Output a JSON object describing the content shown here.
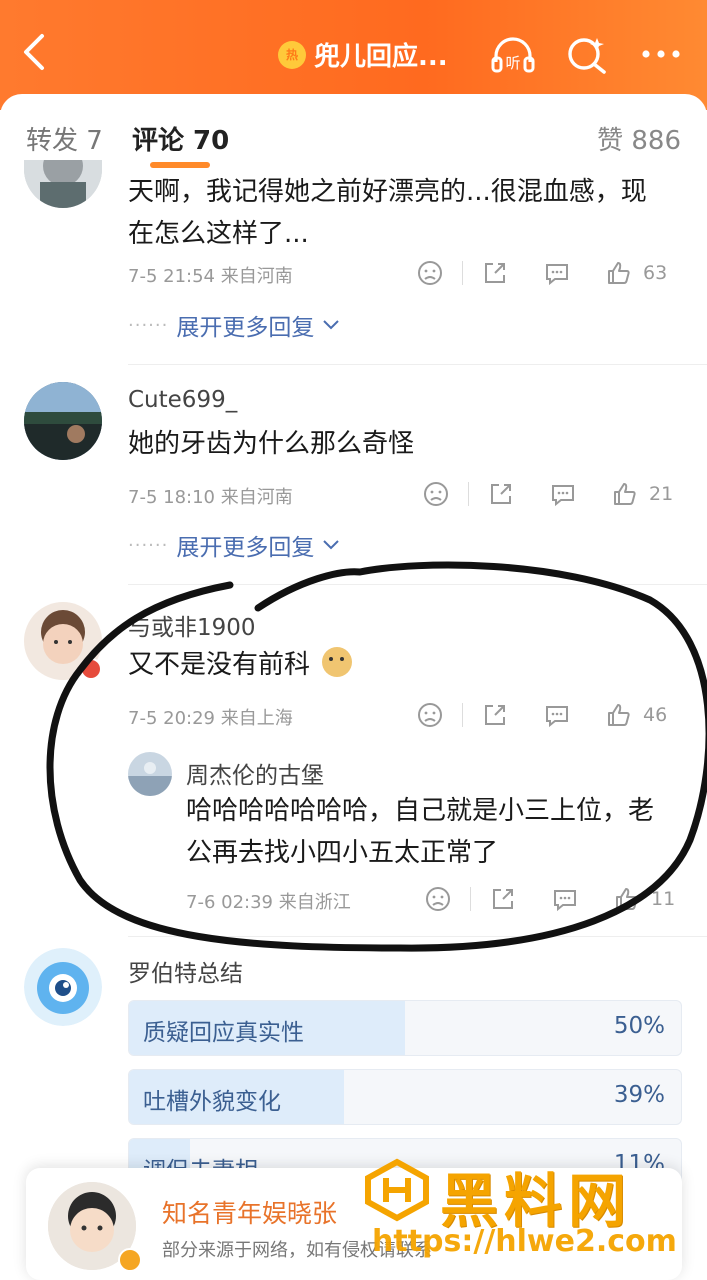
{
  "header": {
    "back_icon": "chevron-left-icon",
    "hot_badge": "热",
    "title": "兜儿回应...",
    "listen_icon": "headphones-listen-icon",
    "listen_label": "听",
    "search_icon": "search-sparkle-icon",
    "more_icon": "more-dots-icon",
    "bg_color": "#ff7a2e"
  },
  "tabs": {
    "repost": "转发 7",
    "comment": "评论 70",
    "like": "赞 886"
  },
  "comments": [
    {
      "text": "天啊，我记得她之前好漂亮的...很混血感，现在怎么这样了...",
      "line1": "天啊，我记得她之前好漂亮的...很混血感，现",
      "line2": "在怎么这样了...",
      "meta": "7-5 21:54 来自河南",
      "likes": "63",
      "expand": "展开更多回复"
    },
    {
      "user": "Cute699_",
      "text": "她的牙齿为什么那么奇怪",
      "meta": "7-5 18:10 来自河南",
      "likes": "21",
      "expand": "展开更多回复"
    },
    {
      "user": "与或非1900",
      "text": "又不是没有前科",
      "meta": "7-5 20:29 来自上海",
      "likes": "46",
      "reply": {
        "user": "周杰伦的古堡",
        "line1": "哈哈哈哈哈哈哈，自己就是小三上位，老",
        "line2": "公再去找小四小五太正常了",
        "meta": "7-6 02:39 来自浙江",
        "likes": "11"
      }
    },
    {
      "user": "罗伯特总结",
      "poll": [
        {
          "label": "质疑回应真实性",
          "pct": "50%",
          "value": 0.5
        },
        {
          "label": "吐槽外貌变化",
          "pct": "39%",
          "value": 0.39
        },
        {
          "label": "调侃夫妻相",
          "pct": "11%",
          "value": 0.11
        }
      ]
    }
  ],
  "bottom": {
    "name": "知名青年娱晓张",
    "sub": "部分来源于网络，如有侵权请联系"
  },
  "watermark": {
    "text": "黑料网",
    "url": "https://hlwe2.com"
  }
}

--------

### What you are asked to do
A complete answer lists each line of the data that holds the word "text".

### Solution for this problem
      "text": "天啊，我记得她之前好漂亮的...很混血感，现在怎么这样了...",
      "text": "她的牙齿为什么那么奇怪",
      "text": "又不是没有前科",
    "text": "黑料网",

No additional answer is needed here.